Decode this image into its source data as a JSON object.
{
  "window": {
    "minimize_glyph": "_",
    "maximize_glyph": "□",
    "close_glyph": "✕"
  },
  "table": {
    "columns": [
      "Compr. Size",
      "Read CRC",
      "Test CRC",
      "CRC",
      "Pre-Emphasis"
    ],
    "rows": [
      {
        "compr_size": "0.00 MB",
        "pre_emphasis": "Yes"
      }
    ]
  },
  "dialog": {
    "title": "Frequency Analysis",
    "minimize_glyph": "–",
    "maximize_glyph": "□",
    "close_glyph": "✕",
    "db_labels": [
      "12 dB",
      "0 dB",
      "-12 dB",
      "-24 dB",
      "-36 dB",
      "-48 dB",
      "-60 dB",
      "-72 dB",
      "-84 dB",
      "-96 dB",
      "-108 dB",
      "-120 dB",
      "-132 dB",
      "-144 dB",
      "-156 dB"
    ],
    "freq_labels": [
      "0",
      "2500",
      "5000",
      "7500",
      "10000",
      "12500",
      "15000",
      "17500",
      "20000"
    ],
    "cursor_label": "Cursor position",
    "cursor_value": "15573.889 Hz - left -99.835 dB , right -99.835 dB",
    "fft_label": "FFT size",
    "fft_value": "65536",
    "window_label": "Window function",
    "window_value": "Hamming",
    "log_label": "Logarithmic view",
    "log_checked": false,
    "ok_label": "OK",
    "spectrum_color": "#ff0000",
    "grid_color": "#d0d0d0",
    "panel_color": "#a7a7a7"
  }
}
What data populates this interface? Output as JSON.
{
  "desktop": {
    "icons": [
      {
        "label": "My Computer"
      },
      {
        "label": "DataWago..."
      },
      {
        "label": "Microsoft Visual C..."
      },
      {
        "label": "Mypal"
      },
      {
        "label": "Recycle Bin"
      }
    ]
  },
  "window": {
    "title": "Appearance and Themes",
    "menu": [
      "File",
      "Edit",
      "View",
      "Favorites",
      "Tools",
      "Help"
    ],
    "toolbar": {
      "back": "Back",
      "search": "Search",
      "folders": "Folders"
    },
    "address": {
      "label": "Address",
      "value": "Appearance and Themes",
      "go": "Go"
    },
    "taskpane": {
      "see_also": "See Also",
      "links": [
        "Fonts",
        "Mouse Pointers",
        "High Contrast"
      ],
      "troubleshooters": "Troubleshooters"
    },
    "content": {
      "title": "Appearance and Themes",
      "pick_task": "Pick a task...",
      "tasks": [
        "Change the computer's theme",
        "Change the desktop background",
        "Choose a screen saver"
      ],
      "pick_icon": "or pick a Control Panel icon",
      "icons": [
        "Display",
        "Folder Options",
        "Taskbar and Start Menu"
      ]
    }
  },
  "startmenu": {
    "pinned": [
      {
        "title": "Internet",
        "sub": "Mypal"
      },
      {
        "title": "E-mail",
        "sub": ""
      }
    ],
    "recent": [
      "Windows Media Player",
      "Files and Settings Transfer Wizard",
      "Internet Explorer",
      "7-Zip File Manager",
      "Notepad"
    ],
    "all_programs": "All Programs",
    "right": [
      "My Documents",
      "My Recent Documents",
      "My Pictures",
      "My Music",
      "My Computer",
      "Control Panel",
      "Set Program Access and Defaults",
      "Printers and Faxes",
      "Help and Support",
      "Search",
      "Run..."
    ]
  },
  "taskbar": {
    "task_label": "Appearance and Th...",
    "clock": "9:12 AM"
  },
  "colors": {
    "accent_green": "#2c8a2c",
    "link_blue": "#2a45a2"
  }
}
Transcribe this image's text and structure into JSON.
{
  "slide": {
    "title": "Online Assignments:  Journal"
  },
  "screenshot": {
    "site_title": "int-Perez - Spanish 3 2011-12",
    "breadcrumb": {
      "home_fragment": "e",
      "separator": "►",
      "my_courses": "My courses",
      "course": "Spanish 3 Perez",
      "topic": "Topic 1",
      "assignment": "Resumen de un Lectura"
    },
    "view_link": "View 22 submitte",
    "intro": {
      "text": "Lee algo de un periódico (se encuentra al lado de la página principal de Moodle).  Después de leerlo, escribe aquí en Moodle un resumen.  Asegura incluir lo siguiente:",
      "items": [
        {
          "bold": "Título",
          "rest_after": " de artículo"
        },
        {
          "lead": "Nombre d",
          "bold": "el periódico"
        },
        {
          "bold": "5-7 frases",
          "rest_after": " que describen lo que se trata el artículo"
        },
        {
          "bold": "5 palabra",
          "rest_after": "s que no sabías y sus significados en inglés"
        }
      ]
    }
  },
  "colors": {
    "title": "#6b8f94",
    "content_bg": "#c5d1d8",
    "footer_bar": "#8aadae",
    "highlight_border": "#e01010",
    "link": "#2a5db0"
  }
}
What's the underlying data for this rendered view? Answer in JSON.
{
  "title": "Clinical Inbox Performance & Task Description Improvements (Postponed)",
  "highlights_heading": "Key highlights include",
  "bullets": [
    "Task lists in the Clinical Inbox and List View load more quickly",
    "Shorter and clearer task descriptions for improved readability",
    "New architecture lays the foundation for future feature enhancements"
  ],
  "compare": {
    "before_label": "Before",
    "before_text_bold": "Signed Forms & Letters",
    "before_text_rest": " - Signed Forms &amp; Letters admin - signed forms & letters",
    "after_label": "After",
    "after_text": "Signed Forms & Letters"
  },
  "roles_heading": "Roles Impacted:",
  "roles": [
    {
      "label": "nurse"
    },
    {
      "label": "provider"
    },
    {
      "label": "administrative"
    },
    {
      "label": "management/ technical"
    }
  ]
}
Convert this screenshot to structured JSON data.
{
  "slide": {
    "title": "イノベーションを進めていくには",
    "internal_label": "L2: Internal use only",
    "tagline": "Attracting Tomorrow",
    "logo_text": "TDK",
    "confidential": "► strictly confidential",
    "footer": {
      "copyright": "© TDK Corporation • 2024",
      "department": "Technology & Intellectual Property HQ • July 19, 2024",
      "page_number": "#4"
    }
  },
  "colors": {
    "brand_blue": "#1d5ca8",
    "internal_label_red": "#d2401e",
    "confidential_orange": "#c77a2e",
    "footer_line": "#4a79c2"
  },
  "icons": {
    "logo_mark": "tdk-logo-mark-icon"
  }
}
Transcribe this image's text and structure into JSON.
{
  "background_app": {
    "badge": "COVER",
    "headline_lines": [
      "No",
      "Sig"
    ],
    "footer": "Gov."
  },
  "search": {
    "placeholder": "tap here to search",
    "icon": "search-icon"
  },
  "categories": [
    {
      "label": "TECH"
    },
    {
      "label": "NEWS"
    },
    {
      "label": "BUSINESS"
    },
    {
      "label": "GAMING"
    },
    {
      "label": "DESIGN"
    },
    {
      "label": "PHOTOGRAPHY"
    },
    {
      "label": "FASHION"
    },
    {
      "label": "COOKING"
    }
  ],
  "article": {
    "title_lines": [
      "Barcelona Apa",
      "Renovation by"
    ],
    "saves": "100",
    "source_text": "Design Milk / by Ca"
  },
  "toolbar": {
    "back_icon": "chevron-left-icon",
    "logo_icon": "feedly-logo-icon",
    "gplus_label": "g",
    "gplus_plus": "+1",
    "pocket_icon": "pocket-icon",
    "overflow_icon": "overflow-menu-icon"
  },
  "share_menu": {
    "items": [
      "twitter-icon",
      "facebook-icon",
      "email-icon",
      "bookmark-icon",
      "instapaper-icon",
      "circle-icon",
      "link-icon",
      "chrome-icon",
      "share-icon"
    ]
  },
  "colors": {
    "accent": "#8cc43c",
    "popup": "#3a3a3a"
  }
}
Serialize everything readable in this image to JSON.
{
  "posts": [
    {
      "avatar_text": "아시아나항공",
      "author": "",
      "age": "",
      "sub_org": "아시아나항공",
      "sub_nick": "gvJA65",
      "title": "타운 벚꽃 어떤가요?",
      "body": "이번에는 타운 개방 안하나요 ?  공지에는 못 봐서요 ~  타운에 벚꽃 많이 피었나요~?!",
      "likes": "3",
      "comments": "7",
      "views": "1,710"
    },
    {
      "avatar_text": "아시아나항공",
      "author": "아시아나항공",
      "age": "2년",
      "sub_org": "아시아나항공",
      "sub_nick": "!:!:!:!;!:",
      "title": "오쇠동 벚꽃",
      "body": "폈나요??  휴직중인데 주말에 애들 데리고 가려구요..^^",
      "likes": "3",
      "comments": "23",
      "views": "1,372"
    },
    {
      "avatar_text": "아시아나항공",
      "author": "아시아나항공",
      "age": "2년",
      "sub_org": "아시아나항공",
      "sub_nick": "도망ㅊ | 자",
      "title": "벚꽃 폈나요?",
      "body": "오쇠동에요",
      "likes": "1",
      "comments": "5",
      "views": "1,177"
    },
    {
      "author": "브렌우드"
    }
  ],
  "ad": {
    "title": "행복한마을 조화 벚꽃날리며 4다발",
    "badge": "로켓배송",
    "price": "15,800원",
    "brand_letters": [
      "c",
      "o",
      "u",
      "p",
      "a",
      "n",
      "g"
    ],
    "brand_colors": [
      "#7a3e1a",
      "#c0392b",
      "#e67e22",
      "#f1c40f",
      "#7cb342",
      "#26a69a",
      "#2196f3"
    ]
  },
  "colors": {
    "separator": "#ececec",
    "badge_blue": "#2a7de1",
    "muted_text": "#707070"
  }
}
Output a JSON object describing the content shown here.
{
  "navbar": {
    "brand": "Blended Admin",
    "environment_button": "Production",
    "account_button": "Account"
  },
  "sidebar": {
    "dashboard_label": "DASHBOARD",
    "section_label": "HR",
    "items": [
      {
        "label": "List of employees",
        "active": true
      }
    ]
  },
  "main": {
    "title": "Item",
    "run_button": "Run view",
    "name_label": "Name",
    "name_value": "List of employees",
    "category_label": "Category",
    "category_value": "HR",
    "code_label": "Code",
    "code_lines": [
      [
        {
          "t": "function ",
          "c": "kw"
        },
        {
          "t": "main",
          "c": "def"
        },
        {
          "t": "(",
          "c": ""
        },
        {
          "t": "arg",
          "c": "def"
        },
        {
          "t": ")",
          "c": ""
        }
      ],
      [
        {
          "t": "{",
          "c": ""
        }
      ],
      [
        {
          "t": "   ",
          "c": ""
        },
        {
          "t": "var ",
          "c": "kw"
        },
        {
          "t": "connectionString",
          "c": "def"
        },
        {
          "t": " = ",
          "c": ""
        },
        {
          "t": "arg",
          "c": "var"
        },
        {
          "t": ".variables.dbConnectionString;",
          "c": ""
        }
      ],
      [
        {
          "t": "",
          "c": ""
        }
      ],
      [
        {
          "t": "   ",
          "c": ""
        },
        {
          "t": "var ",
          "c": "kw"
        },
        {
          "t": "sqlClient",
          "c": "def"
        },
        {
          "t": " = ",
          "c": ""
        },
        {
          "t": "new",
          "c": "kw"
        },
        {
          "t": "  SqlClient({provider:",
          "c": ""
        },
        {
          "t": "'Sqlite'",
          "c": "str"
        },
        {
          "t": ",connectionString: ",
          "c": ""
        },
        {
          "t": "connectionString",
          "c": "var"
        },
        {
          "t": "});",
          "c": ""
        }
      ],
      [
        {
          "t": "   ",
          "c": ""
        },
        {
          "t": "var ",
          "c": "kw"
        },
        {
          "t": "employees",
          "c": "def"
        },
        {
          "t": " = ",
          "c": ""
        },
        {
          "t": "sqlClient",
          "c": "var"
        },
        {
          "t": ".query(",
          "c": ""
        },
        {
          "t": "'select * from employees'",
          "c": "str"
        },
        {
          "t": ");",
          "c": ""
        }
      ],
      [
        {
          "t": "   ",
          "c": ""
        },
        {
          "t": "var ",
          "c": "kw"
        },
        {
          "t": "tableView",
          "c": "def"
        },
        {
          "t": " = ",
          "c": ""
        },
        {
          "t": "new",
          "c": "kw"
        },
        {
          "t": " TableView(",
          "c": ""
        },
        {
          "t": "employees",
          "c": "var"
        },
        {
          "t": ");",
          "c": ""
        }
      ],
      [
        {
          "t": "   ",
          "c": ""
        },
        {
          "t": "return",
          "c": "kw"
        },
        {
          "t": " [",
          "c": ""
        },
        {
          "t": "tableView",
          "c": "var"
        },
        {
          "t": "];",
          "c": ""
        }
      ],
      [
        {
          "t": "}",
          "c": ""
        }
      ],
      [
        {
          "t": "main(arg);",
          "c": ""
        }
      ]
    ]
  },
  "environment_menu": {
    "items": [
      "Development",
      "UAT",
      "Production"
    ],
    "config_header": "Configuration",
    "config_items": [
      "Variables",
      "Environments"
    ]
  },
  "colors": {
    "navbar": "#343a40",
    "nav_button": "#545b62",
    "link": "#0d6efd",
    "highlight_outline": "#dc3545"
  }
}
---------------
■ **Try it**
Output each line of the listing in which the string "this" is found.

■ **Exercise response**
Decode this image into its source data as a JSON object.
What data populates this interface? Output as JSON.
Transcribe this image's text and structure into JSON.
What's the underlying data for this rendered view? Answer in JSON.
Convert this screenshot to structured JSON data.
Transcribe this image's text and structure into JSON.
Serialize everything readable in this image to JSON.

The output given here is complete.